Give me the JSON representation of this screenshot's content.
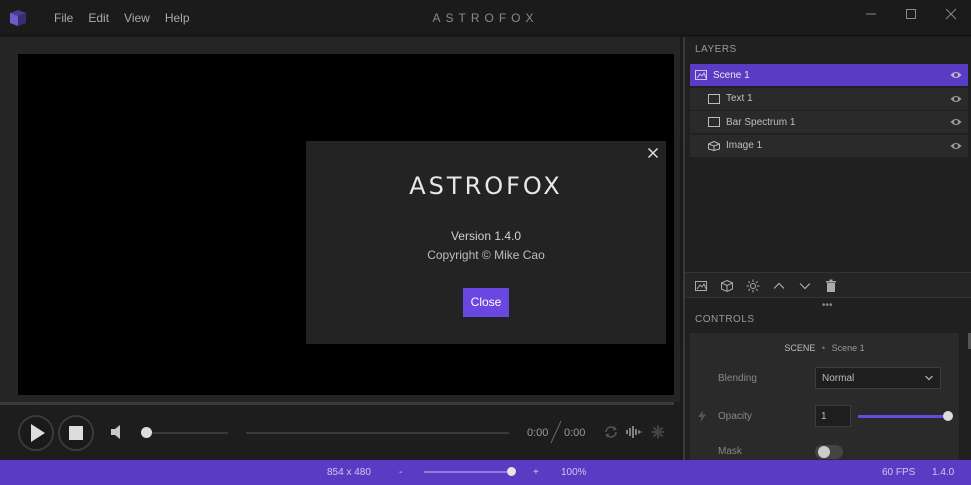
{
  "titlebar": {
    "app_title": "ASTROFOX",
    "menu": [
      {
        "label": "File"
      },
      {
        "label": "Edit"
      },
      {
        "label": "View"
      },
      {
        "label": "Help"
      }
    ],
    "controls": [
      "minimize-icon",
      "maximize-icon",
      "close-icon"
    ]
  },
  "layers": {
    "heading": "LAYERS",
    "items": [
      {
        "label": "Scene 1",
        "icon": "scene-icon",
        "selected": true
      },
      {
        "label": "Text 1",
        "icon": "text-layer-icon",
        "selected": false
      },
      {
        "label": "Bar Spectrum 1",
        "icon": "display-layer-icon",
        "selected": false
      },
      {
        "label": "Image 1",
        "icon": "image-layer-icon",
        "selected": false
      }
    ],
    "toolbar": [
      "add-scene-icon",
      "add-display-icon",
      "add-effect-icon",
      "move-up-icon",
      "move-down-icon",
      "delete-icon"
    ]
  },
  "controls": {
    "heading": "CONTROLS",
    "scene_type": "SCENE",
    "scene_name": "Scene 1",
    "blending": {
      "label": "Blending",
      "value": "Normal"
    },
    "opacity": {
      "label": "Opacity",
      "value": "1",
      "slider_fraction": 1.0
    },
    "mask": {
      "label": "Mask"
    }
  },
  "transport": {
    "current_time": "0:00",
    "total_time": "0:00",
    "volume_fraction": 0.0
  },
  "statusbar": {
    "resolution": "854 x 480",
    "zoom_minus": "-",
    "zoom_plus": "+",
    "zoom": "100%",
    "fps": "60 FPS",
    "version": "1.4.0"
  },
  "about_dialog": {
    "logo_text": "ASTROFOX",
    "version": "Version 1.4.0",
    "copyright": "Copyright © Mike Cao",
    "close_label": "Close"
  },
  "colors": {
    "accent": "#6a47e0",
    "status_bar": "#5a3cc4",
    "background": "#1b1b1b"
  }
}
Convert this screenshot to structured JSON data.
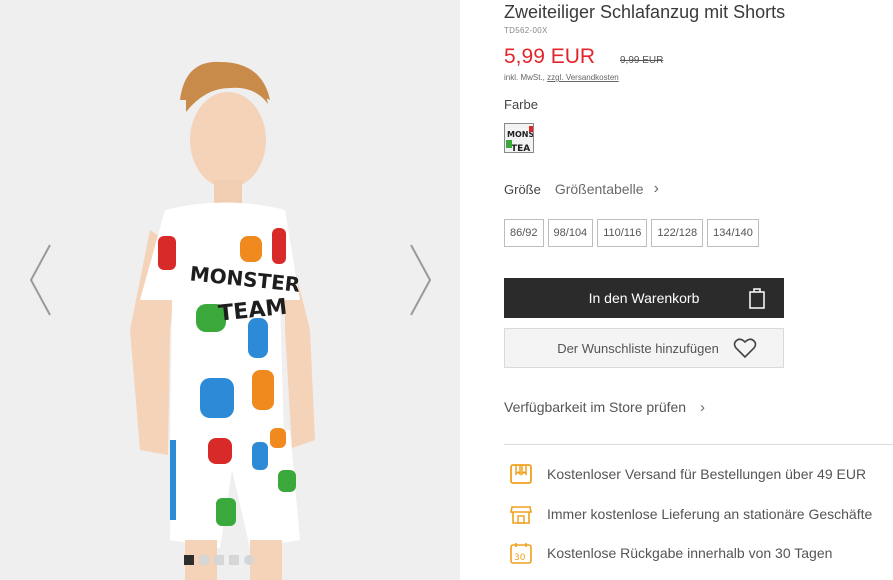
{
  "product": {
    "title": "Zweiteiliger Schlafanzug mit Shorts",
    "sku": "TD562-00X",
    "price": "5,99 EUR",
    "old_price": "9,99 EUR",
    "tax_note": "inkl. MwSt.,",
    "shipping_link": "zzgl. Versandkosten"
  },
  "gallery": {
    "image_count": 5,
    "active_index": 0
  },
  "color": {
    "label": "Farbe"
  },
  "size": {
    "label": "Größe",
    "chart_link": "Größentabelle",
    "options": [
      "86/92",
      "98/104",
      "110/116",
      "122/128",
      "134/140"
    ]
  },
  "actions": {
    "add_to_cart": "In den Warenkorb",
    "add_to_wishlist": "Der Wunschliste hinzufügen",
    "store_availability": "Verfügbarkeit im Store prüfen"
  },
  "benefits": [
    {
      "icon": "delivery-truck-icon",
      "text": "Kostenloser Versand für Bestellungen über 49 EUR"
    },
    {
      "icon": "store-icon",
      "text": "Immer kostenlose Lieferung an stationäre Geschäfte"
    },
    {
      "icon": "return-30-days-icon",
      "text": "Kostenlose Rückgabe innerhalb von 30 Tagen"
    }
  ],
  "colors": {
    "price_red": "#e3262d",
    "button_dark": "#2b2b2b",
    "accent_orange": "#f0a01e"
  }
}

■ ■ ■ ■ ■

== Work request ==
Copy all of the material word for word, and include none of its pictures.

== Your response ==
Give me the JSON representation of this screenshot's content.
{
  "titlebar": {
    "app_title": "ASTROFOX",
    "menu": [
      {
        "label": "File"
      },
      {
        "label": "Edit"
      },
      {
        "label": "View"
      },
      {
        "label": "Help"
      }
    ],
    "controls": [
      "minimize-icon",
      "maximize-icon",
      "close-icon"
    ]
  },
  "layers": {
    "heading": "LAYERS",
    "items": [
      {
        "label": "Scene 1",
        "icon": "scene-icon",
        "selected": true
      },
      {
        "label": "Text 1",
        "icon": "text-layer-icon",
        "selected": false
      },
      {
        "label": "Bar Spectrum 1",
        "icon": "display-layer-icon",
        "selected": false
      },
      {
        "label": "Image 1",
        "icon": "image-layer-icon",
        "selected": false
      }
    ],
    "toolbar": [
      "add-scene-icon",
      "add-display-icon",
      "add-effect-icon",
      "move-up-icon",
      "move-down-icon",
      "delete-icon"
    ]
  },
  "controls": {
    "heading": "CONTROLS",
    "scene_type": "SCENE",
    "scene_name": "Scene 1",
    "blending": {
      "label": "Blending",
      "value": "Normal"
    },
    "opacity": {
      "label": "Opacity",
      "value": "1",
      "slider_fraction": 1.0
    },
    "mask": {
      "label": "Mask"
    }
  },
  "transport": {
    "current_time": "0:00",
    "total_time": "0:00",
    "volume_fraction": 0.0
  },
  "statusbar": {
    "resolution": "854 x 480",
    "zoom_minus": "-",
    "zoom_plus": "+",
    "zoom": "100%",
    "fps": "60 FPS",
    "version": "1.4.0"
  },
  "about_dialog": {
    "logo_text": "ASTROFOX",
    "version": "Version 1.4.0",
    "copyright": "Copyright © Mike Cao",
    "close_label": "Close"
  },
  "colors": {
    "accent": "#6a47e0",
    "status_bar": "#5a3cc4",
    "background": "#1b1b1b"
  }
}
Convert this screenshot to structured JSON data.
{
  "product": {
    "title": "Zweiteiliger Schlafanzug mit Shorts",
    "sku": "TD562-00X",
    "price": "5,99 EUR",
    "old_price": "9,99 EUR",
    "tax_note": "inkl. MwSt.,",
    "shipping_link": "zzgl. Versandkosten"
  },
  "gallery": {
    "image_count": 5,
    "active_index": 0
  },
  "color": {
    "label": "Farbe"
  },
  "size": {
    "label": "Größe",
    "chart_link": "Größentabelle",
    "options": [
      "86/92",
      "98/104",
      "110/116",
      "122/128",
      "134/140"
    ]
  },
  "actions": {
    "add_to_cart": "In den Warenkorb",
    "add_to_wishlist": "Der Wunschliste hinzufügen",
    "store_availability": "Verfügbarkeit im Store prüfen"
  },
  "benefits": [
    {
      "icon": "delivery-truck-icon",
      "text": "Kostenloser Versand für Bestellungen über 49 EUR"
    },
    {
      "icon": "store-icon",
      "text": "Immer kostenlose Lieferung an stationäre Geschäfte"
    },
    {
      "icon": "return-30-days-icon",
      "text": "Kostenlose Rückgabe innerhalb von 30 Tagen"
    }
  ],
  "colors": {
    "price_red": "#e3262d",
    "button_dark": "#2b2b2b",
    "accent_orange": "#f0a01e"
  }
}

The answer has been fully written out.